PDC Employee Embraces Future as a U.S. Citizen

PDC Employee Embraces  Future as a U.S. Citizen

PDC employee Giorgi Labartkava’s main goal since coming to the United States has been to provide a better life for his wife and son. Now, he’s one step closer. Labartkava, who emigrated to the U.S. from Georgia in Eastern Europe, recently became a U.S. citizen. His son and wife still live in Georgia and Giorgi is hoping his citizenship will facilitate the paperwork to bring them to the U.S.

Having grown up in Georgia when it was still part of the Soviet Union, Giorgi was not always focused on coming to the U.S. “After getting my degrees in applied mathematics and computer science, I was busy working, first for a bank and then for a furniture company,'' says Giorgi. “I applied for a visa, but it really wasn’t until I got it that I truly realized the possibilities for me and my son with this move.”

When he arrived in 2014, a cousin in New Jersey was helpful in setting him up with his first job in Norwalk CT. (for which he is forever thankful to her). Since coming to PDC in 2018, he has worked his way up from a position as a shipping coordinator to one in accounts payable. He credits the company with being supportive of his goals. 

“PDC has been very helpful in every way, from encouraging me to use my skills, to giving me time off to go back and visit my son and family,” says Giorgi. “But even more, I love the people here. They are a great team of professionals who are very supportive to each other even outside the work. 

For Giorgi, seeing the current situation in Ukraine reminds him how lucky he is to be a U.S. citizen. He was living in Georgia in 2008 when Russia invaded the country.  

“PDC is not just another company for me because I especially feel a connection to the founder, Anatole Konstantin and his family,” says Giorgi. “Anatole grew up in the Soviet Union like me, He understands where I come from.” 

In fact, at my first job in the U.S. before I even knew of PDC, I came across a book entitled ‘A Red Boyhood’, Anatole's memoir.
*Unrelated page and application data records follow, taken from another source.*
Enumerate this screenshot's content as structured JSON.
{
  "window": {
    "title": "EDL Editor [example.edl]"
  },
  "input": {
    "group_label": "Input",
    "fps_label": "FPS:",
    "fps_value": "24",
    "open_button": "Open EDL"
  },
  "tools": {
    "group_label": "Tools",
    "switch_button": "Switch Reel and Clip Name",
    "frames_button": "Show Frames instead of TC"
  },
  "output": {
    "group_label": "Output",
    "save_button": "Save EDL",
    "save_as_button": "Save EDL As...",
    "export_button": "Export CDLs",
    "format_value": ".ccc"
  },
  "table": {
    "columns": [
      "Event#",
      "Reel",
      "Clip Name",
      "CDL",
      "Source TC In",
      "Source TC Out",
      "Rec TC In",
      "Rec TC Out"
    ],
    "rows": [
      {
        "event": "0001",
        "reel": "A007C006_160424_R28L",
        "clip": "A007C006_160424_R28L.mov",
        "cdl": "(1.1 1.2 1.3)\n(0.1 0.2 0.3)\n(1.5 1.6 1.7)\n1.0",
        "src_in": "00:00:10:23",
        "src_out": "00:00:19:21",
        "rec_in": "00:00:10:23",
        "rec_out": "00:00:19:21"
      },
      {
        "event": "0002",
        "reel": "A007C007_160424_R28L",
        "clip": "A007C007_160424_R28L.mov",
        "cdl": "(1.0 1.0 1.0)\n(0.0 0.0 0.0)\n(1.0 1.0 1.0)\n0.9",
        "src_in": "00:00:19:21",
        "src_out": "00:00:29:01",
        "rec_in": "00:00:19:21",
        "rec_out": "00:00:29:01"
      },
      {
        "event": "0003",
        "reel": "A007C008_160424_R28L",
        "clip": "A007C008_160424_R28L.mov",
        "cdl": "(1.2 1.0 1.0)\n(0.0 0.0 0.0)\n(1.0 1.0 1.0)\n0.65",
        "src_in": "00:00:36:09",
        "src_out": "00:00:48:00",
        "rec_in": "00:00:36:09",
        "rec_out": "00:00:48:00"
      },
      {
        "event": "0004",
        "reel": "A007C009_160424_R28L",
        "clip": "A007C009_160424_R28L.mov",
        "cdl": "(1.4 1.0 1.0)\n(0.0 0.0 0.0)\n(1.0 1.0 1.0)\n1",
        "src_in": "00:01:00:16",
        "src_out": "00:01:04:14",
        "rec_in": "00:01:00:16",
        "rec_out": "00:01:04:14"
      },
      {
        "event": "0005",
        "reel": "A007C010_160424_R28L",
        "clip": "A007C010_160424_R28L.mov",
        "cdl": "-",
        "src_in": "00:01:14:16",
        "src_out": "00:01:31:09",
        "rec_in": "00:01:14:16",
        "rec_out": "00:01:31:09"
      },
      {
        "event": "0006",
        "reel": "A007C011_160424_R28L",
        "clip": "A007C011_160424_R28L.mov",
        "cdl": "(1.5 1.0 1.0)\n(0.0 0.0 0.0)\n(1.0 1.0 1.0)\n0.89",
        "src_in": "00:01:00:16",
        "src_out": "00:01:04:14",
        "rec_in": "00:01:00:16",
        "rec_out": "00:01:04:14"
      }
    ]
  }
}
The book made me cry several times when I read it, but also motivated me. I read about someone who went through a lot of pain and hunger, and brutally lost everything, including family members. Yet, he survived, came to this country, built his life and a company. Later, I met the author personally at Norwalk Community College. He turned out to be the founder of PDC.” 

As he works to bring his family over to the U.S., Giorgi says he’s preparing his son by giving him English classes. According to Giorgi, “his English is definitely better than mine at his age!”  Hopefully, soon, his son will be able to join Giorgi and really show off those English skills.